  • Sink: The ease and sanitary benefit of washing hands and veggies without schlepping inside makes it worth the investment for not just the sink but also for plumbing and waste lines.
  • Dedicated gas line: If you have natural gas, run a line from the house so as not to struggle with a propane tank or run out of fuel during a BBQ.
  • Extra burner: Ideal for side dishes. Some grills come with one, but be sure there's enough space to fit your pots.
  • Refrigerator: A stainless-steel undercounter unit keeps cold drinks and ingredients within reach of the grill.

More add-ons to consider

  • Deep fryer: large capacity handles finger foods and the Thanksgiving bird.
  • Kegerator: A keg on wheels that moves the party right to the grill.
  • Tripod-style burner: High firepower boils deep pots of crustaceans.
  • Pizza oven: Authentic wood-fired dome serves up a rustic slice.
  • Smoker: Propane provides the heat and wood chips make the smoke.
  • Ice maker: A no-plumb chiller relies on a water reservoir to make cubes.
  • Portable heater: Stay warm and extend the BBQ season a propane unit; no electricity required.

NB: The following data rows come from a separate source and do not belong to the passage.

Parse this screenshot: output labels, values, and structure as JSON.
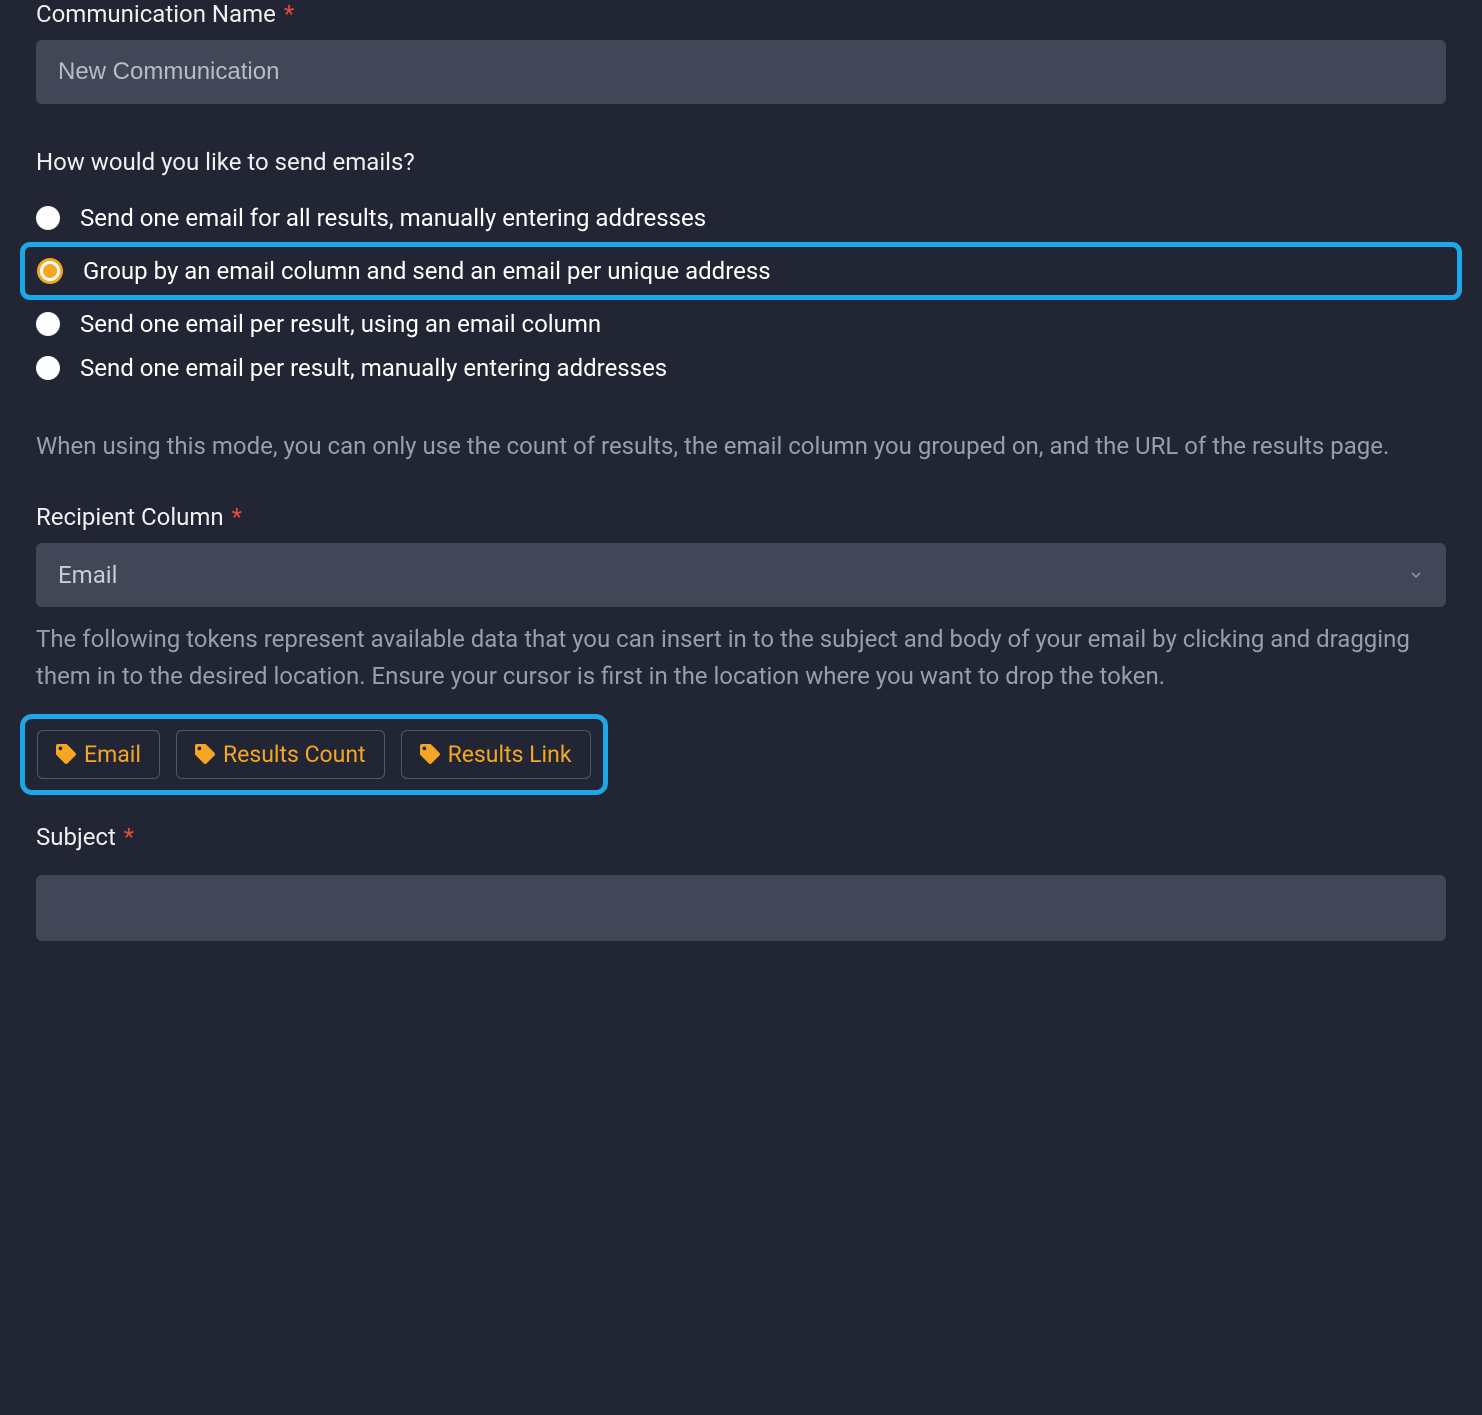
{
  "communicationName": {
    "label": "Communication Name",
    "placeholder": "New Communication",
    "value": ""
  },
  "emailQuestion": {
    "label": "How would you like to send emails?",
    "options": [
      {
        "label": "Send one email for all results, manually entering addresses"
      },
      {
        "label": "Group by an email column and send an email per unique address"
      },
      {
        "label": "Send one email per result, using an email column"
      },
      {
        "label": "Send one email per result, manually entering addresses"
      }
    ]
  },
  "modeHelpText": "When using this mode, you can only use the count of results, the email column you grouped on, and the URL of the results page.",
  "recipientColumn": {
    "label": "Recipient Column",
    "value": "Email"
  },
  "tokensHelpText": "The following tokens represent available data that you can insert in to the subject and body of your email by clicking and dragging them in to the desired location. Ensure your cursor is first in the location where you want to drop the token.",
  "tokens": [
    {
      "label": "Email"
    },
    {
      "label": "Results Count"
    },
    {
      "label": "Results Link"
    }
  ],
  "subject": {
    "label": "Subject",
    "value": ""
  }
}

Wheels make it easy to move.
  • Fold-up bench: Storage shelves, a lattice back for hanging utensils, and ample counter space make this collapsible fir potting bench an ideal bar or serving station.
  • Dual-use fan: Keeps skeeters at bay while the breeze and built-in misters keep you cool.
  • Rolling cooler: Supplement a fridge or forgo one entirely with this powder-coated 80-quart cooler that wheels up to the grill, then locks in place.
  • No-plumb sink: This wall-mount vessel hooks up to a hose to create a cold-water washing station. Divert wastewater to garden beds with a second hose.

6. Add roofing/coverage

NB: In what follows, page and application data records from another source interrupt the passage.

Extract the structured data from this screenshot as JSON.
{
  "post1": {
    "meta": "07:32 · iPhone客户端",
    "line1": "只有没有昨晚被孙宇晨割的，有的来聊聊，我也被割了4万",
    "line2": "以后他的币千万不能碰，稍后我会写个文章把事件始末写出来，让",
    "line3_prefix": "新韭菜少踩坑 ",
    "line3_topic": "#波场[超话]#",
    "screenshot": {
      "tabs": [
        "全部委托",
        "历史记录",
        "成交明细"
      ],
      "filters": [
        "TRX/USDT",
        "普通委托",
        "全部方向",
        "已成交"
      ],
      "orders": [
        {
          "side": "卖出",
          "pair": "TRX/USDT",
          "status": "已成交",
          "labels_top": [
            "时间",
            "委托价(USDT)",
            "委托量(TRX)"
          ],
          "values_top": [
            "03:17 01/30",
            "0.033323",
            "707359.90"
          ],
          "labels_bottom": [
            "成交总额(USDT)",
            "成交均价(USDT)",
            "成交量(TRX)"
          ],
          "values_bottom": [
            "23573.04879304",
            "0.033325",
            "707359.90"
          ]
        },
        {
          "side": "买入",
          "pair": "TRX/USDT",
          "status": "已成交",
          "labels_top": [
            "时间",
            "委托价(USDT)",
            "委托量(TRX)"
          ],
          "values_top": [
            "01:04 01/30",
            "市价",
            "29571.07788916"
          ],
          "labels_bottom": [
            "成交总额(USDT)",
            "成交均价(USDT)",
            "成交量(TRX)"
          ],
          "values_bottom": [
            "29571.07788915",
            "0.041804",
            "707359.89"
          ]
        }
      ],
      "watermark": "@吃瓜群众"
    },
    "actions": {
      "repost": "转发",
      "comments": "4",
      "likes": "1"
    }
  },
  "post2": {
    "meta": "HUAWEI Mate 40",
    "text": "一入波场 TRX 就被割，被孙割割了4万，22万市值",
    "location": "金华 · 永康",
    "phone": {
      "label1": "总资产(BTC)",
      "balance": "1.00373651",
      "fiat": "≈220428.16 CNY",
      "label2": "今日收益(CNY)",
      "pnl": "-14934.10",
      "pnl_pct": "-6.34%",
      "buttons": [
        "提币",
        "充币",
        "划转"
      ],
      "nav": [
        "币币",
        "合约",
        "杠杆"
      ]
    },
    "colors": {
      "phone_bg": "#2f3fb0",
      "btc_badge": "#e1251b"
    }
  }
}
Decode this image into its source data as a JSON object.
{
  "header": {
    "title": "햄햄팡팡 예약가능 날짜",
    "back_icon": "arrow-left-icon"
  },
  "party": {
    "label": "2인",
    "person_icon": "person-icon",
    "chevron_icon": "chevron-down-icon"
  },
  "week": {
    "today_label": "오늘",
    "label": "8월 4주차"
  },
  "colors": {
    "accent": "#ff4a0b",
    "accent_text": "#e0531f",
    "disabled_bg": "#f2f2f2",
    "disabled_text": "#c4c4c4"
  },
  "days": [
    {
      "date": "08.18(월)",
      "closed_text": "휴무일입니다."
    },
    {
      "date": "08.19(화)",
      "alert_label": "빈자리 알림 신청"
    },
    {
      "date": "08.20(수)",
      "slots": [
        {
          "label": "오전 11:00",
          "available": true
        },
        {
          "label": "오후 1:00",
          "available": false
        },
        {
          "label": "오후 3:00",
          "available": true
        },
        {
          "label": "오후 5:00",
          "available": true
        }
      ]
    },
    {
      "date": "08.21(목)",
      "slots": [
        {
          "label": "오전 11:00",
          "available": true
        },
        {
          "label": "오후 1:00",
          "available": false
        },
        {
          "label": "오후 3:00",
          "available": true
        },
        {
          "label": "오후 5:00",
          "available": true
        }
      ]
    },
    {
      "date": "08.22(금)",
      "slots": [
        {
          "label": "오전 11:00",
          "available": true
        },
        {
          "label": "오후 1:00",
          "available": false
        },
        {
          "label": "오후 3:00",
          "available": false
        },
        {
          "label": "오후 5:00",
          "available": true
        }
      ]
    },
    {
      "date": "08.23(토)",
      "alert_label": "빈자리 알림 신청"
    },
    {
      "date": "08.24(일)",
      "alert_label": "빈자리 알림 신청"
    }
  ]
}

Outdoor kitchen under awning iStock


A cedar or pressure-treated wood pavilion runs $5 to $15 per square foot. A slatted or lattice roof offers ventilation, but for more coverage, top with clear acrylic or galvanized metal.


For a kitchen off the house, a simple-to-retrofit option is an awning, from about $500 for an 8-foot-wide manually operated model.

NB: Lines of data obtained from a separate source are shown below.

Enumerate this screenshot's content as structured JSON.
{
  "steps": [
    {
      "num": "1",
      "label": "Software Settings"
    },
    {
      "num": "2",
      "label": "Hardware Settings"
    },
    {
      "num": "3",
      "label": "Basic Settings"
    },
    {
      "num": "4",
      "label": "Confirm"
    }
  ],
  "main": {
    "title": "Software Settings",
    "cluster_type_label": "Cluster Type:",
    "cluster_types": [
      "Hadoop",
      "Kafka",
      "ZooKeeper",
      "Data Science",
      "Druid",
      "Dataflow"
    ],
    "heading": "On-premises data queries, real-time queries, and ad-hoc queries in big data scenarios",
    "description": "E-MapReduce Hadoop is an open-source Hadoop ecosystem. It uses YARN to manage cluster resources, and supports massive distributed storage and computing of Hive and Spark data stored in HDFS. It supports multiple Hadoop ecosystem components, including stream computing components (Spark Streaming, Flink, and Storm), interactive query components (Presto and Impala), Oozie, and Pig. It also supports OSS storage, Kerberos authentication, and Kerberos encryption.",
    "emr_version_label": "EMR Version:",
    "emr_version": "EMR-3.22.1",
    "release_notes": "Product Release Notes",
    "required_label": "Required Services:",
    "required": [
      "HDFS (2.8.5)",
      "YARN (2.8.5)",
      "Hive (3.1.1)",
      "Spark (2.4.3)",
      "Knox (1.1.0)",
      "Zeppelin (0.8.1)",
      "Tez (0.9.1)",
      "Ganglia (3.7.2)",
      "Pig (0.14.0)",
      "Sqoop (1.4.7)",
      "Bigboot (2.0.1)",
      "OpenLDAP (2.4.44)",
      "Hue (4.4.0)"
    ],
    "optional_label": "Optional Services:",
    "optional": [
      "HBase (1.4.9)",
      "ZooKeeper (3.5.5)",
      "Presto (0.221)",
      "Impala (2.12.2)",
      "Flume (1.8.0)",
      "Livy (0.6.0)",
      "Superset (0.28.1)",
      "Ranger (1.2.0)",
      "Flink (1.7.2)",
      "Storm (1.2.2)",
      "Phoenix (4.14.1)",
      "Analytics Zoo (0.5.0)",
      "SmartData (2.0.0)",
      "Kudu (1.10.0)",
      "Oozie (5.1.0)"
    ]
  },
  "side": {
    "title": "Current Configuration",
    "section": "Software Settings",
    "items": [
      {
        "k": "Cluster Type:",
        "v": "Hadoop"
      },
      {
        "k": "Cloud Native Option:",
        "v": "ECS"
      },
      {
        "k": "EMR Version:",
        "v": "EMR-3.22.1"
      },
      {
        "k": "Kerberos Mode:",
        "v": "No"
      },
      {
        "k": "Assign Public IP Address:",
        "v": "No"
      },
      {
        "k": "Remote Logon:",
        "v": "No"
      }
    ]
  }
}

For a movable kitchen, get a sturdy and versatile cantilever style with fiberglass ribs and a 50-pound base to withstand wind; $200 to $300 for both. For a built-in kitchen, consider adding a hole in the counter through which to slip the umbrella post.

7. Determine your dining set-up

Outdoor kitchen and dining area iStock
  • Family gatherings: Plan seating for six to eight around a table that's about 96 inches long (shown). Ideally, allow 42 inches between the edge of the table and a wall or other obstruction so that there's room to push back chairs and walk behind those who are seated.
  • Intimate meals: A bistro set offers space-saving and portable lightweight seating for two, while a 42-inch round or square table provides enough elbow room for four.
  • Entertaining with friends: Just as guests congregate in the indoor kitchen, they'll gather around the grill outside. Give them a place to perch—and keep them out of the cooking zone—with a freestanding pub table and stools. For built-in kitchens with a peninsula or for grill islands, add a breakfast-bar-style overhang that's 15 inches deep for a 36-inch high counter, or 12 inches for a 42-inch one, to allow enough space for knees.

8. Make a three-prong lighting plan

Pergola with lighting and outdoor kitchen Jeffrey Schmieg/TKA Photograph

Provide task lighting, such as a clip-on grill light or a standing lamp, for cooking and work areas. Ambient illumination at seating areas, in the form of all-weather string lights or rechargeable LED tea lights, will set the mood. And, for safety, consider spots or solar-powered stakes along paths leading to your open-air kitchen, riser lights for deck stairs, and an overhead lantern where you enter the house.

9. Have a winterizing plan

Thermostat for outdoor kitchen Eric Larsen

When temperatures get near freezing, you may need to close up shop for the winter. Here's how:

  1. Clean and cover the grill.
  2. Turn off and unplug all other appliances, such as a fridge.
  3. Shut off the water supply, and flush any remaining water from the pipes. (This is easiest if your plumber installs a gravity-based winterization system; otherwise, you'll have to pump the water out.)